Bob McNair: ‘We can’t have the inmates running the prison’



In a recent league meeting between NFL owners, Houston Texans founder and CEO Robert C. McNair  commented on players protesting during the national anthem and its damaging effects to the business,  saying “we can’t have the inmates running the prison.”

As a result, Pro Bowl wide receiver DeAndre Hopkins skipped practice Friday before the Texans’ game against the Seattle Seahawks, and many other players had to be persuaded to stay for the remainder of practice.

McNair issued an apology on Friday that was full of resentment over his statement , going as far as saying that he was not and “would never characterize our players or our league that way…”

The following day, McNair released another apologetic statement, almost backtracking  his first apology by stating that he was “referring to the relationship between the league office and team owners…”

Saturday, before game day, McNair set up a meeting with the players in an attempt to clear the air over his comments. However, offensive tackle Duane Brown (who was traded to the Seattle Seahawks on Monday night) was outspoken on the situation, claiming that the meeting “didn’t go well.”

The issue carried into the game when all but 10 players decided to take a knee in unison during the playing of the national anthem. However, unlike prior times when players have decided to take a knee throughout the 2017 season, there was no vocal discontent with the protests from the fans.

As a fan of not only the National Football League, but the Houston Texans as well, I was forgiving of McNair’s comment after his apology. Without any real context to the situation, it  seems like McNair  slipped up and used the wrong figure of speech. However, once looking deeper into the problem, it extends beyond a poorly used expression.

McNair made the comments because of the damage protesting poses to the revenue of the league.
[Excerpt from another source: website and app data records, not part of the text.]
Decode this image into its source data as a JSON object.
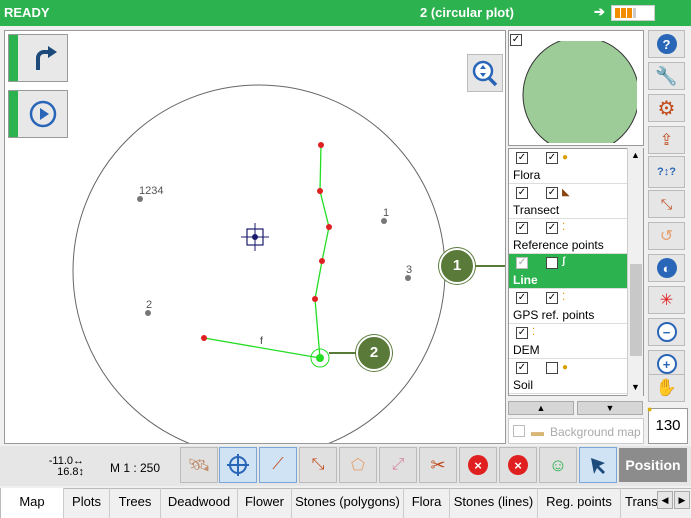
{
  "topbar": {
    "status": "READY",
    "plot": "2 (circular plot)",
    "arrow": "➔"
  },
  "map": {
    "points": [
      {
        "label": "1234"
      },
      {
        "label": "1"
      },
      {
        "label": "3"
      },
      {
        "label": "2"
      }
    ],
    "line_label": "f",
    "callouts": [
      "1",
      "2"
    ]
  },
  "layers": {
    "items": [
      {
        "name": "Flora",
        "cb1": "☑",
        "cb2": "☑"
      },
      {
        "name": "Transect",
        "cb1": "☑",
        "cb2": "☑"
      },
      {
        "name": "Reference points",
        "cb1": "☑",
        "cb2": "☑"
      },
      {
        "name": "Line",
        "cb1": "☑",
        "cb2": "☑"
      },
      {
        "name": "GPS ref. points",
        "cb1": "☑",
        "cb2": "☑"
      },
      {
        "name": "DEM",
        "cb1": "☑",
        "cb2": ""
      },
      {
        "name": "Soil",
        "cb1": "☑",
        "cb2": "☐"
      }
    ],
    "selected": "Line"
  },
  "background_map": {
    "label": "Background map"
  },
  "counter": "130",
  "bottom": {
    "coord_x": "-11.0↔",
    "coord_y": "16.8↕",
    "scale": "M 1 : 250",
    "position_label": "Position"
  },
  "tabs": [
    "Map",
    "Plots",
    "Trees",
    "Deadwood",
    "Flower",
    "Stones (polygons)",
    "Flora",
    "Stones (lines)",
    "Reg. points",
    "Trans"
  ],
  "colors": {
    "accent": "#2cb24e",
    "callout": "#5a7a3a",
    "line": "#22dd22",
    "vertex": "#e02020"
  },
  "icons": [
    "redo-icon",
    "play-icon",
    "zoom-fit-icon",
    "help-icon",
    "wrench-icon",
    "gear-icon",
    "upload-icon",
    "query-icon",
    "select-icon",
    "lasso-icon",
    "globe-icon",
    "compress-icon",
    "zoom-out-icon",
    "zoom-in-icon",
    "hand-icon",
    "satellite-icon",
    "crosshair-icon",
    "draw-line-icon",
    "edit-points-icon",
    "polygon-icon",
    "move-vertex-icon",
    "split-icon",
    "delete-line-icon",
    "delete-point-icon",
    "person-icon",
    "pointer-icon"
  ]
}
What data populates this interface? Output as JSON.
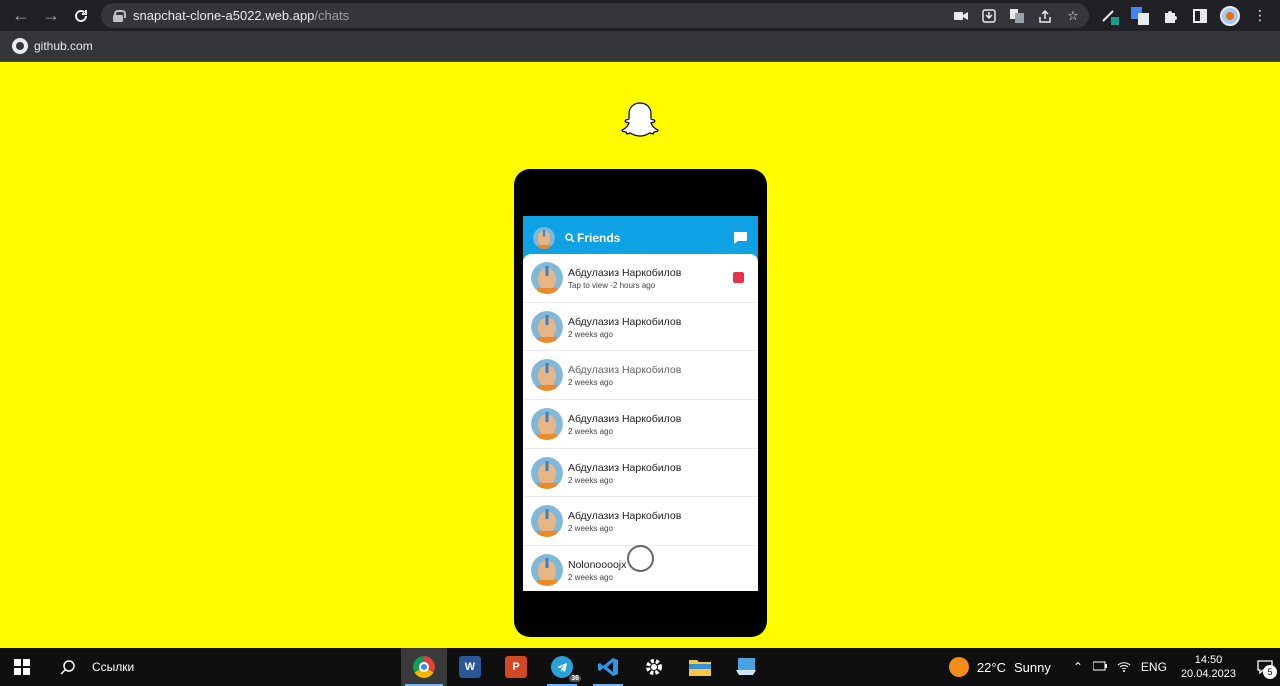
{
  "browser": {
    "url_host": "snapchat-clone-a5022.web.app",
    "url_path": "/chats",
    "bookmarks": [
      {
        "label": "github.com"
      }
    ]
  },
  "app": {
    "header": {
      "search_label": "Friends"
    },
    "chats": [
      {
        "name": "Абдулазиз Наркобилов",
        "status": "Tap to view -2 hours ago",
        "new_snap": true,
        "muted": false
      },
      {
        "name": "Абдулазиз Наркобилов",
        "status": "2 weeks ago",
        "new_snap": false,
        "muted": false
      },
      {
        "name": "Абдулазиз Наркобилов",
        "status": "2 weeks ago",
        "new_snap": false,
        "muted": true
      },
      {
        "name": "Абдулазиз Наркобилов",
        "status": "2 weeks ago",
        "new_snap": false,
        "muted": false
      },
      {
        "name": "Абдулазиз Наркобилов",
        "status": "2 weeks ago",
        "new_snap": false,
        "muted": false
      },
      {
        "name": "Абдулазиз Наркобилов",
        "status": "2 weeks ago",
        "new_snap": false,
        "muted": false
      },
      {
        "name": "Nolonoooojx",
        "status": "2 weeks ago",
        "new_snap": false,
        "muted": false
      }
    ],
    "colors": {
      "background": "#fffc00",
      "header": "#0ea1e3",
      "new_snap": "#e4324b"
    }
  },
  "taskbar": {
    "links_label": "Ссылки",
    "apps": [
      {
        "name": "chrome-icon",
        "active": true
      },
      {
        "name": "word-icon",
        "label": "W"
      },
      {
        "name": "powerpoint-icon",
        "label": "P"
      },
      {
        "name": "telegram-icon",
        "badge": "36"
      },
      {
        "name": "vscode-icon"
      },
      {
        "name": "settings-icon"
      },
      {
        "name": "file-explorer-icon"
      },
      {
        "name": "monitor-app-icon"
      }
    ],
    "weather": {
      "temp": "22°C",
      "condition": "Sunny"
    },
    "language": "ENG",
    "time": "14:50",
    "date": "20.04.2023",
    "notifications": "5"
  }
}
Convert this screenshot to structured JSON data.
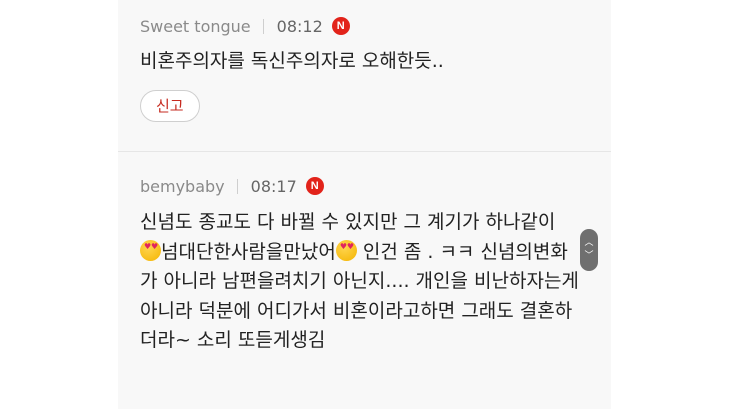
{
  "comments": [
    {
      "author": "Sweet tongue",
      "time": "08:12",
      "badge": "N",
      "text": "비혼주의자를 독신주의자로 오해한듯..",
      "report_label": "신고"
    },
    {
      "author": "bemybaby",
      "time": "08:17",
      "badge": "N",
      "text_part1": "신념도 종교도 다 바뀔 수 있지만 그 계기가 하나같이 ",
      "emoji_name": "heart-eyes-emoji",
      "text_part2": "넘대단한사람을만났어",
      "text_part3": " 인건 좀 . ㅋㅋ 신념의변화가 아니라 남편을려치기 아닌지.... 개인을 비난하자는게 아니라 덕분에 어디가서 비혼이라고하면 그래도 결혼하더라~ 소리 또듣게생김"
    }
  ],
  "scroll": {
    "up": "︿",
    "down": "﹀"
  },
  "colors": {
    "badge": "#e2231a",
    "report_text": "#c62a1f",
    "panel_bg": "#f8f8f8"
  }
}
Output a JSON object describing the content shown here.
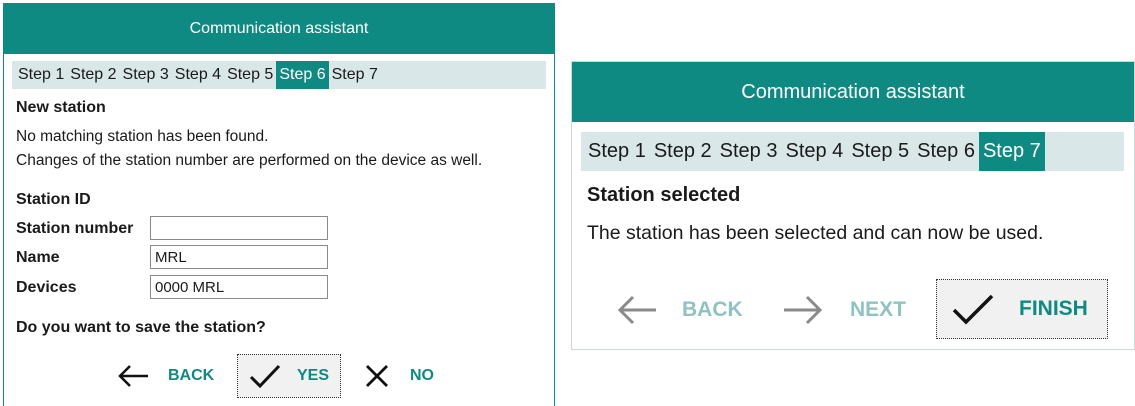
{
  "dialog1": {
    "title": "Communication assistant",
    "steps": [
      "Step 1",
      "Step 2",
      "Step 3",
      "Step 4",
      "Step 5",
      "Step 6",
      "Step 7"
    ],
    "active_step": "Step 6",
    "heading": "New station",
    "line1": "No matching station has been found.",
    "line2": "Changes of the station number are performed on the device as well.",
    "station_id_label": "Station ID",
    "fields": {
      "station_number_label": "Station number",
      "station_number_value": "",
      "name_label": "Name",
      "name_value": "MRL",
      "devices_label": "Devices",
      "devices_value": "0000 MRL"
    },
    "question": "Do you want to save the station?",
    "buttons": {
      "back": "BACK",
      "yes": "YES",
      "no": "NO"
    }
  },
  "dialog2": {
    "title": "Communication assistant",
    "steps": [
      "Step 1",
      "Step 2",
      "Step 3",
      "Step 4",
      "Step 5",
      "Step 6",
      "Step 7"
    ],
    "active_step": "Step 7",
    "heading": "Station selected",
    "message": "The station has been selected and can now be used.",
    "buttons": {
      "back": "BACK",
      "next": "NEXT",
      "finish": "FINISH"
    }
  },
  "colors": {
    "accent": "#0f8a83",
    "step_bar": "#d9e7e9",
    "disabled": "#8ec3c0"
  }
}
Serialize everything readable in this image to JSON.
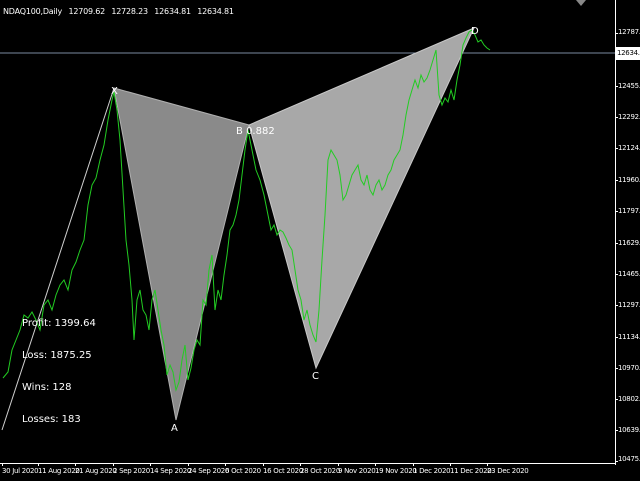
{
  "header": {
    "symbol": "NDAQ100,Daily",
    "open": "12709.62",
    "high": "12728.23",
    "low": "12634.81",
    "close": "12634.81"
  },
  "price_axis": {
    "ticks": [
      "12787.5",
      "12455.8",
      "12292.5",
      "12124.2",
      "11960.8",
      "11797.5",
      "11629.2",
      "11465.8",
      "11297.5",
      "11134.2",
      "10970.8",
      "10802.5",
      "10639.2",
      "10475.8"
    ],
    "current_price": "12634.8"
  },
  "time_axis": {
    "ticks": [
      "30 Jul 2020",
      "11 Aug 2020",
      "21 Aug 2020",
      "2 Sep 2020",
      "14 Sep 2020",
      "24 Sep 2020",
      "6 Oct 2020",
      "16 Oct 2020",
      "28 Oct 2020",
      "9 Nov 2020",
      "19 Nov 2020",
      "1 Dec 2020",
      "11 Dec 2020",
      "23 Dec 2020"
    ]
  },
  "stats": {
    "profit_label": "Profit:",
    "profit_value": "1399.64",
    "loss_label": "Loss:",
    "loss_value": "1875.25",
    "wins_label": "Wins:",
    "wins_value": "128",
    "losses_label": "Losses:",
    "losses_value": "183"
  },
  "pattern": {
    "x_label": "X",
    "a_label": "A",
    "b_label": "B",
    "b_ratio": "0.882",
    "c_label": "C",
    "d_label": "D"
  },
  "colors": {
    "background": "#000000",
    "price_line": "#22cc22",
    "triangle_xab": "#8a8a8a",
    "triangle_bcd": "#a8a8a8",
    "axis": "#ffffff"
  }
}
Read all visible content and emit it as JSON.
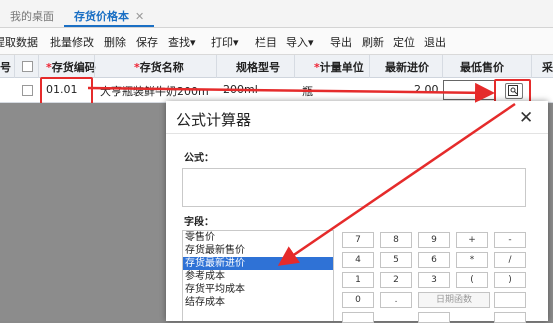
{
  "tabs": {
    "home": "我的桌面",
    "active": "存货价格本",
    "close": "✕"
  },
  "toolbar": [
    "提取数据",
    "批量修改",
    "删除",
    "保存",
    "查找▾",
    "打印▾",
    "栏目",
    "导入▾",
    "导出",
    "刷新",
    "定位",
    "退出"
  ],
  "grid": {
    "headers": {
      "no": "号",
      "code": "存货编码",
      "name": "存货名称",
      "spec": "规格型号",
      "unit": "计量单位",
      "latest": "最新进价",
      "min": "最低售价",
      "extra": "采"
    },
    "row": {
      "code": "01.01",
      "name": "大亨瓶装鲜牛奶200m",
      "spec": "200ml",
      "unit": "瓶",
      "latest": "2.00"
    }
  },
  "dialog": {
    "title": "公式计算器",
    "close": "✕",
    "formula_label": "公式：",
    "field_label": "字段：",
    "fields": [
      "零售价",
      "存货最新售价",
      "存货最新进价",
      "参考成本",
      "存货平均成本",
      "结存成本"
    ],
    "selected": "存货最新进价",
    "keys": [
      [
        "7",
        "8",
        "9",
        "+",
        "-"
      ],
      [
        "4",
        "5",
        "6",
        "*",
        "/"
      ],
      [
        "1",
        "2",
        "3",
        "(",
        ")"
      ],
      [
        "0",
        ".",
        "日期函数",
        ""
      ]
    ]
  },
  "colors": {
    "accent": "#1a6fc4",
    "highlight": "#e52b2b",
    "selection": "#2f72d6"
  }
}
On one side, the league is a business in the entertainment industry; on the other, the business is built off the performances of other human beings, a majority of which are black.

These human beings put their bodies at risk every time they step onto the field and should be seen of as more than “inmates.” Additionally, they have opinions and a large platform of which they can use to express their discontent with the societal injustices that are very prevalent in our nation today.

For the NFL and the Houston Texans, McNair’s comments are yet another layer added to the discussion surrounding racial injustices and police brutality. Additionally, the issue of the devaluation of others’ opinions in favor for profit has been brought to the forefront due to his comments.

The discussions surrounding these issues and their relations to sports are just getting started, and at this point, it is the best thing that could happen. The power of protest is starting to take it’s place and only time will tell where the league goes from here.

Meanwhile, outspoken players like Brown and players like Hopkins who skip practice bring light to, and fight the sad reality of, a big entertainment business like the NFL: Players get paid to play the game, not speak about sensitive topics. If your beliefs can cause damage to the revenue of the business, it’s best you keep your mouth shut.